Consider the use of Apache Kafka which can store and dispatch thousands of events per second and has built-in replication and fault-tolerance mechanisms. It has a persistent store of events which can be stored on disk indefinitely and consumed at any time (but not removed) from the Topic (Kafka's fancy queue) were delivered to.
The events are then assigned offsets that univocally identify them
within the Topic — Kafka can manage the offsets itself, easily
providing “at most once” or “at least once” delivery semantics, but
they can also be negotiated when an event consumer joins a Topic,
allowing microservices to start consuming events from any arbitrary
place in time — usually from where the consumer left off. If the last
consumed event offset is transactionally persisted in the services’s
local storage when the usecases ‘successfully complete’, that offset
can easily be used to achieve an “exactly once” event delivery
In fact, when consumers identify themselves to Kafka, Kafka will record which messages were delivered to which consumer so that it doesn't serve it up again.
For more complex usecases where the communication among different
services is indeed necessary, the responsibility of finishing the
usecase must be well recognized — the usecase is decentralized and
only finishes when all the services involved acknowledge their task as
successfully completed, otherwise the whole usecase must fail and
corrective measures must be triggered to rollback any invalid local

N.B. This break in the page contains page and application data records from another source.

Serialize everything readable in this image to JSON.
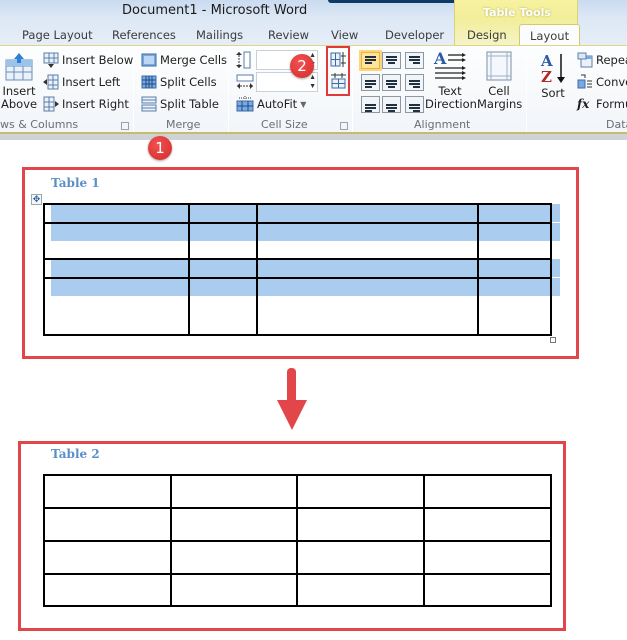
{
  "window": {
    "title": "Document1  -  Microsoft Word",
    "contextual_tab_group": "Table Tools"
  },
  "tabs": [
    {
      "label": "Page Layout",
      "active": false
    },
    {
      "label": "References",
      "active": false
    },
    {
      "label": "Mailings",
      "active": false
    },
    {
      "label": "Review",
      "active": false
    },
    {
      "label": "View",
      "active": false
    },
    {
      "label": "Developer",
      "active": false
    },
    {
      "label": "Design",
      "active": false
    },
    {
      "label": "Layout",
      "active": true
    }
  ],
  "ribbon": {
    "rows_columns": {
      "label": "ws & Columns",
      "insert_above": [
        "Insert",
        "Above"
      ],
      "insert_below": "Insert Below",
      "insert_left": "Insert Left",
      "insert_right": "Insert Right"
    },
    "merge": {
      "label": "Merge",
      "merge_cells": "Merge Cells",
      "split_cells": "Split Cells",
      "split_table": "Split Table"
    },
    "cell_size": {
      "label": "Cell Size",
      "height_value": "",
      "width_value": "",
      "autofit": "AutoFit",
      "distribute_rows_icon": "distribute-rows-icon",
      "distribute_columns_icon": "distribute-columns-icon"
    },
    "alignment": {
      "label": "Alignment",
      "text_direction": [
        "Text",
        "Direction"
      ],
      "cell_margins": [
        "Cell",
        "Margins"
      ]
    },
    "data": {
      "label": "Data",
      "sort": "Sort",
      "repeat": "Repea",
      "convert": "Conve",
      "formula": "Formu"
    }
  },
  "annotations": {
    "badge_1": "1",
    "badge_2": "2",
    "accent_color": "#e2454a"
  },
  "document": {
    "table1": {
      "caption": "Table 1",
      "rows": 5,
      "columns": 4,
      "selected_rows": [
        1,
        2,
        4,
        5
      ],
      "selection_color": "#a9ccef"
    },
    "table2": {
      "caption": "Table 2",
      "rows": 4,
      "columns": 4
    }
  }
}
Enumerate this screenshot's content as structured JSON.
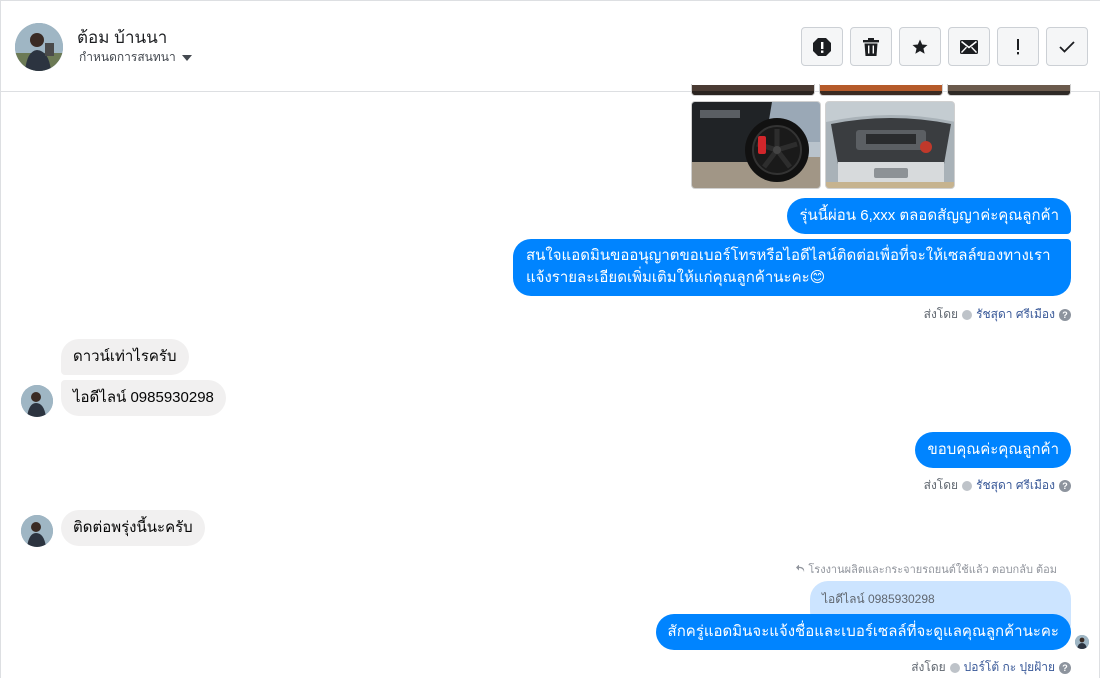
{
  "header": {
    "contact_name": "ต้อม บ้านนา",
    "conversation_settings": "กำหนดการสนทนา"
  },
  "toolbar": {
    "buttons": [
      {
        "icon": "report-icon"
      },
      {
        "icon": "trash-icon"
      },
      {
        "icon": "star-icon"
      },
      {
        "icon": "envelope-icon"
      },
      {
        "icon": "exclamation-icon",
        "label": "!"
      },
      {
        "icon": "checkmark-icon"
      }
    ]
  },
  "messages": {
    "out_1": "รุ่นนี้ผ่อน 6,xxx ตลอดสัญญาค่ะคุณลูกค้า",
    "out_2": "สนใจแอดมินขออนุญาตขอเบอร์โทรหรือไอดีไลน์ติดต่อเพื่อที่จะให้เซลล์ของทางเราแจ้งรายละเอียดเพิ่มเติมให้แก่คุณลูกค้านะคะ😊",
    "sent_by_1": {
      "prefix": "ส่งโดย",
      "agent": "รัชสุดา ศรีเมือง"
    },
    "in_1": "ดาวน์เท่าไรครับ",
    "in_2": "ไอดีไลน์ 0985930298",
    "out_3": "ขอบคุณค่ะคุณลูกค้า",
    "sent_by_2": {
      "prefix": "ส่งโดย",
      "agent": "รัชสุดา ศรีเมือง"
    },
    "in_3": "ติดต่อพรุ่งนี้นะครับ",
    "reply_note": "โรงงานผลิตและกระจายรถยนต์ใช้แล้ว ตอบกลับ ต้อม",
    "quoted_text": "ไอดีไลน์ 0985930298",
    "out_4": "สักครู่แอดมินจะแจ้งชื่อและเบอร์เซลล์ที่จะดูแลคุณลูกค้านะคะ",
    "sent_by_3": {
      "prefix": "ส่งโดย",
      "agent": "ปอร์โต้ กะ ปุยฝ้าย"
    },
    "help_mark": "?"
  },
  "colors": {
    "outgoing_bubble": "#0084ff",
    "incoming_bubble": "#f1f0f0",
    "quoted_bubble": "#cce4ff"
  }
}
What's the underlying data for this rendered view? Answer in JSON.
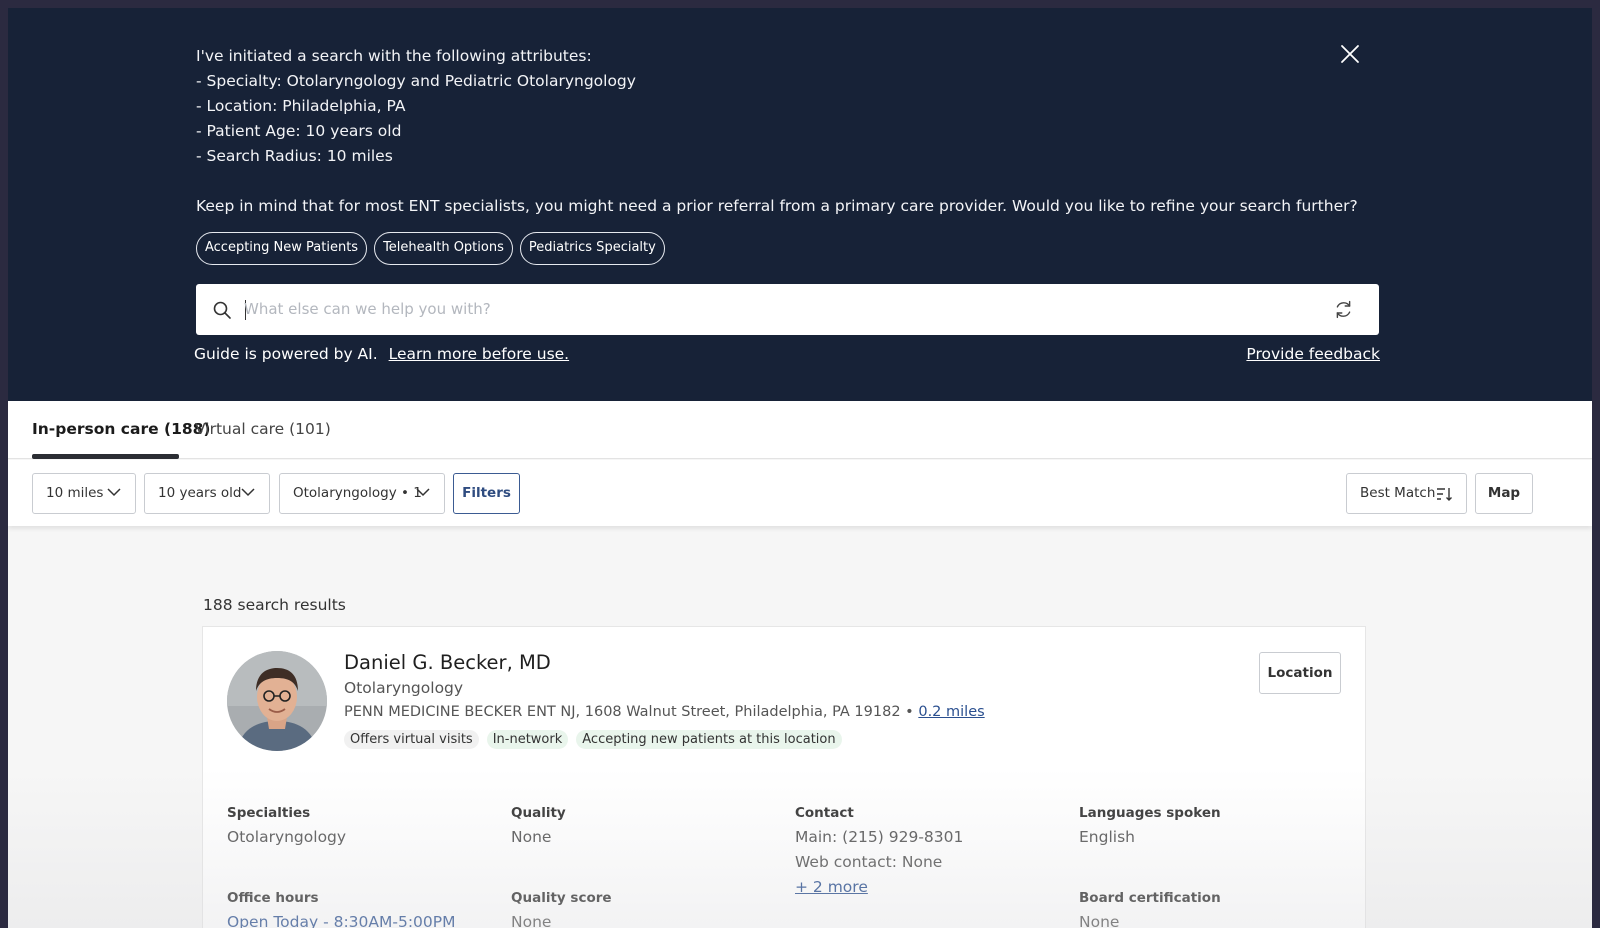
{
  "guide": {
    "intro": "I've initiated a search with the following attributes:",
    "attributes": [
      "- Specialty: Otolaryngology and Pediatric Otolaryngology",
      "- Location: Philadelphia, PA",
      "- Patient Age: 10 years old",
      "- Search Radius: 10 miles"
    ],
    "followup": "Keep in mind that for most ENT specialists, you might need a prior referral from a primary care provider. Would you like to refine your search further?",
    "chips": [
      "Accepting New Patients",
      "Telehealth Options",
      "Pediatrics Specialty"
    ],
    "search_placeholder": "What else can we help you with?",
    "powered_text": "Guide is powered by AI.",
    "learn_more": "Learn more before use.",
    "feedback": "Provide feedback"
  },
  "tabs": [
    {
      "label": "In-person care (188)",
      "active": true
    },
    {
      "label": "Virtual care (101)",
      "active": false
    }
  ],
  "filters": {
    "distance": "10 miles",
    "age": "10 years old",
    "specialty": "Otolaryngology • 1",
    "filters_label": "Filters",
    "sort": "Best Match",
    "map": "Map"
  },
  "results": {
    "count_text": "188 search results",
    "provider": {
      "name": "Daniel G. Becker, MD",
      "specialty": "Otolaryngology",
      "address": "PENN MEDICINE BECKER ENT NJ, 1608 Walnut Street, Philadelphia, PA 19182",
      "distance": "0.2 miles",
      "tags": [
        "Offers virtual visits",
        "In-network",
        "Accepting new patients at this location"
      ],
      "location_button": "Location",
      "specialties_label": "Specialties",
      "specialties_value": "Otolaryngology",
      "office_hours_label": "Office hours",
      "office_hours_value": "Open Today - 8:30AM-5:00PM",
      "quality_label": "Quality",
      "quality_value": "None",
      "quality_score_label": "Quality score",
      "quality_score_value": "None",
      "contact_label": "Contact",
      "contact_main": "Main: (215) 929-8301",
      "contact_web": "Web contact: None",
      "contact_more": "+ 2 more",
      "languages_label": "Languages spoken",
      "languages_value": "English",
      "board_label": "Board certification",
      "board_value": "None"
    }
  },
  "colors": {
    "guide_bg": "#172237",
    "link": "#2a4f8f",
    "filters_accent": "#3b5b92",
    "tag_green": "#e9f5ec"
  },
  "icons": [
    "close-icon",
    "search-icon",
    "refresh-icon",
    "chevron-down-icon",
    "sort-icon"
  ]
}
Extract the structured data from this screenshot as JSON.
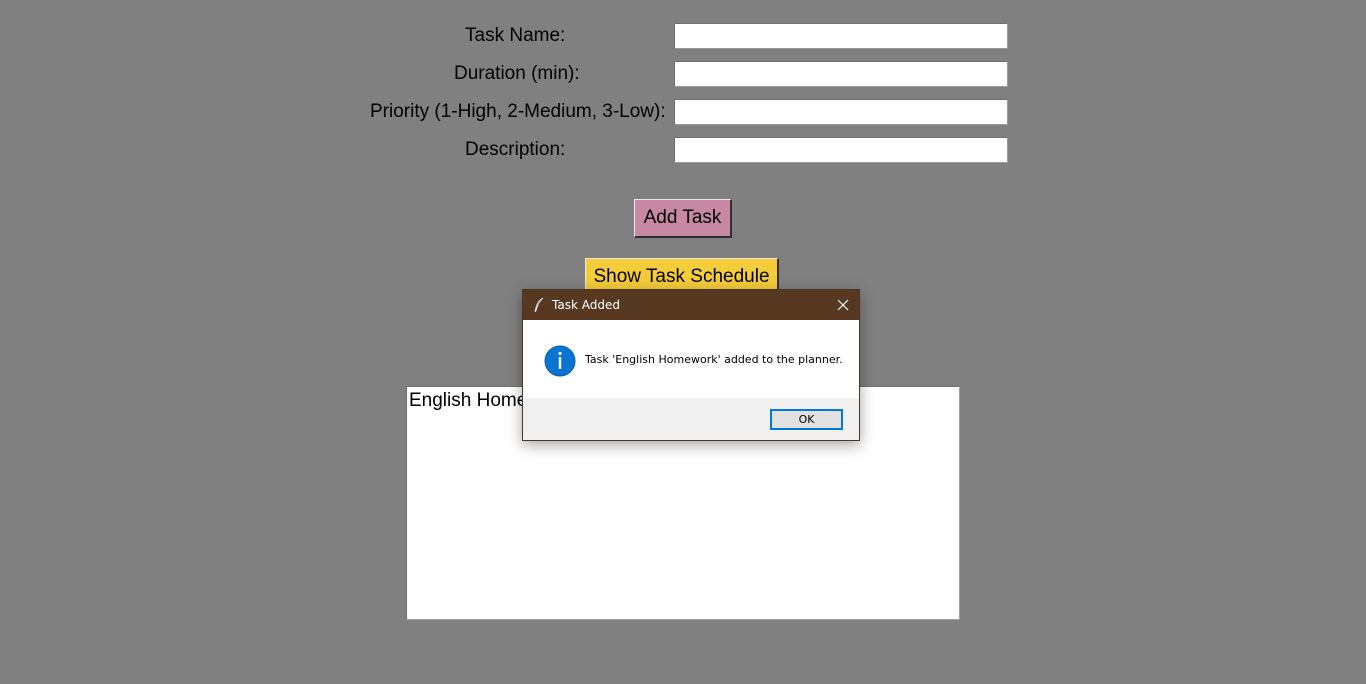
{
  "form": {
    "task_name_label": "Task Name:",
    "duration_label": "Duration (min):",
    "priority_label": "Priority (1-High, 2-Medium, 3-Low):",
    "description_label": "Description:",
    "task_name_value": "",
    "duration_value": "",
    "priority_value": "",
    "description_value": ""
  },
  "buttons": {
    "add_task": "Add Task",
    "show_schedule": "Show Task Schedule"
  },
  "output": {
    "line": "English Homework"
  },
  "dialog": {
    "title": "Task Added",
    "message": "Task 'English Homework' added to the planner.",
    "ok_label": "OK"
  },
  "colors": {
    "background": "#808080",
    "add_button": "#c688a3",
    "show_button": "#f5cc3a",
    "dialog_titlebar": "#573922",
    "info_blue": "#0078d7"
  }
}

This is when saga comes into play. A saga is a sequence of local transactions. Each local transaction updates the database and publishes a message or event to trigger the next local transaction in the saga. If a local transaction fails because it violates a business rule then the saga executes a series of compensating transactions that undo the changes that were made by the preceding local transactions. Read this for more info.